Mekonnen, who is currently AFCAC air transport director, was named as the body’s next SG during an AFCAC plenary session held in Livingstone, Zambia on Dec. 3.
“An official statement will be done soon. The official appointment is on the Jan. 7, 2019,” an AFCAC spokesperson told ATW via Twitter.
He succeeds Iyabo Sosina, whose term ended in January 2018. Since Sosina stepped down, AFCAC has been headed on an interim basis by Papa Atoumane Fall.
The timing is significant. AFCAC is the executing agency for intra-African liberalization. Sosina pushed hard to make Open Skies a reality, after decades of delays, leading to the launch of the Single African Air Transport Market (SAATM) on Jan. 29, 2018.
This means that AFCAC has been without a permanent chief during a critical time for this latest Open Skies push.
Mekonnen’s permanent appointment as head of the agency will help give the SAATM initiative more stability. Additionally, AFCAC has just secured African Development Bank funding for the SAATM project, which will be used for lobbying efforts to bring more African countries on board. IATA has also said there is a plan for specialized SAATM communications in 2019.
SAATM is effectively a reinvigoration of the Yamoussoukro Decision (YD)—a 1999 agreement (based on an earlier 1988 declaration), where 44 African states were legally bound to implement African open skies by 2002.
Liberalization is critical to make African air transport sustainable. “This is no longer something nice [to have], it is something necessary, something that is needed. You could say the last 30 years haven’t realized their promise,” IATA regional director for Africa Adefunke Adeyemi said, speaking at a Joint Industry Group for Africa aeropolitical forum in Rabat, Morocco on Nov. 27.
Africa comprises roughly 54 states. Of the 44 that signed up to the YD, only 27 have reaffirmed their commitment to the SAATM. This total is further-thinned, because each signatory has to go through seven “Concrete Measures” to implement the SAATM, including notifying the other participants that their market is open.
Speaking at the African Airline Association (AFRAA) annual meeting in Rabat, on Nov. 26, Mekonnen said 14 states have now completed Concrete Measures 1-3. Nine states have completed Measures 4-5, five have completed Measure 6 and six have done Measure 7.
In addition to the Concrete Measures, 14 SAATM members signed a memorandum of implementation (MoI) for the SAATM and YD in Lomé, Togo on May 28, 2018. “The MoI is aimed at complementing the Concrete Measures on the establishment of the SAATM through the expeditious removal of any restrictive provisions in existing bilateral air service agreements,” IATA said in a briefing document, issued at the aeropolitical forum in Rabat.
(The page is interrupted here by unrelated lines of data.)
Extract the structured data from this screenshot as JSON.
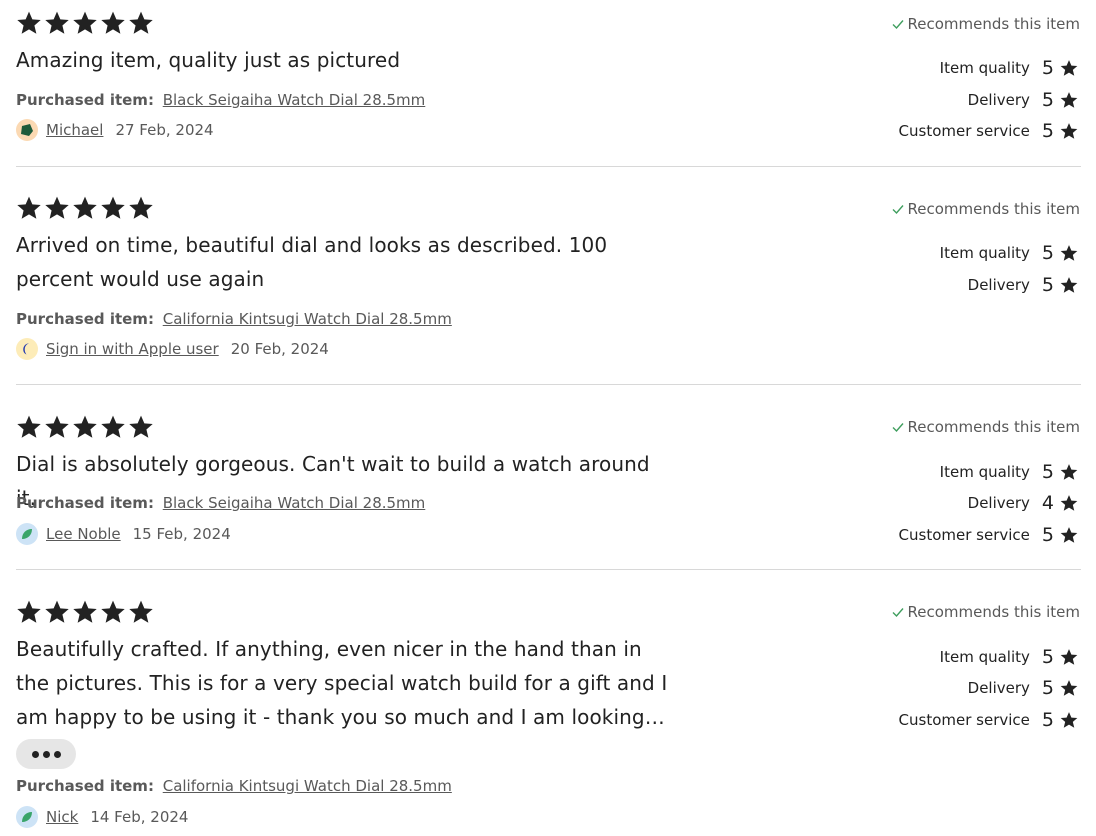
{
  "recommends_label": "Recommends this item",
  "purchased_label": "Purchased item:",
  "colors": {
    "text": "#222222",
    "muted": "#595959",
    "check": "#3f9e5e",
    "divider": "#d8d8d8"
  },
  "reviews": [
    {
      "stars": 5,
      "text": "Amazing item, quality just as pictured",
      "item": "Black Seigaiha Watch Dial 28.5mm",
      "reviewer": "Michael",
      "date": "27 Feb, 2024",
      "avatar_icon": "green-pentagon-icon",
      "ratings": [
        {
          "label": "Item quality",
          "value": "5"
        },
        {
          "label": "Delivery",
          "value": "5"
        },
        {
          "label": "Customer service",
          "value": "5"
        }
      ]
    },
    {
      "stars": 5,
      "text": "Arrived on time, beautiful dial and looks as described. 100 percent would use again",
      "item": "California Kintsugi Watch Dial 28.5mm",
      "reviewer": "Sign in with Apple user",
      "date": "20 Feb, 2024",
      "avatar_icon": "blue-crescent-icon",
      "ratings": [
        {
          "label": "Item quality",
          "value": "5"
        },
        {
          "label": "Delivery",
          "value": "5"
        }
      ]
    },
    {
      "stars": 5,
      "text": "Dial is absolutely gorgeous. Can't wait to build a watch around it.",
      "item": "Black Seigaiha Watch Dial 28.5mm",
      "reviewer": "Lee Noble",
      "date": "15 Feb, 2024",
      "avatar_icon": "green-leaf-icon",
      "ratings": [
        {
          "label": "Item quality",
          "value": "5"
        },
        {
          "label": "Delivery",
          "value": "4"
        },
        {
          "label": "Customer service",
          "value": "5"
        }
      ]
    },
    {
      "stars": 5,
      "text": "Beautifully crafted. If anything, even nicer in the hand than in the pictures. This is for a very special watch build for a gift and I am happy to be using it - thank you so much and I am looking forwar...",
      "item": "California Kintsugi Watch Dial 28.5mm",
      "reviewer": "Nick",
      "date": "14 Feb, 2024",
      "avatar_icon": "green-leaf-icon",
      "more_icon": "ellipsis-icon",
      "ratings": [
        {
          "label": "Item quality",
          "value": "5"
        },
        {
          "label": "Delivery",
          "value": "5"
        },
        {
          "label": "Customer service",
          "value": "5"
        }
      ]
    }
  ]
}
AFCAC said Gambia become the 15th state to sign the SAATM MoI on Dec. 11, during ICAO’s Air Services Negotiation Event (ICAN) in Nairobi, Kenya.
“African member states need to become more involved and join SAATM. They have already been sensitized but the level of implementation is too low,” AFCAC said via Twitter.
SAATM is one of the African Union (AU) flagship projects under its Agenda 2063 strategy. AFCAC has already had three pieces of open skies policy adopted by the AU. These include competition and consumer protection rules, as well as a confirmation of AFCAC’s enforcement powers. The Open Skies dispute-resolution measures are still being drafted and are expected to be approved during the next AU heads of state summit.
In addition to Mekonnen’s appointment as AFCAC SG, during the AFCAC plenary session Zambian CAA DG Gabriel Lesa was named as AFCAC president for 2018-21, taking over from Egypt’s Hany Yehia Eladawy.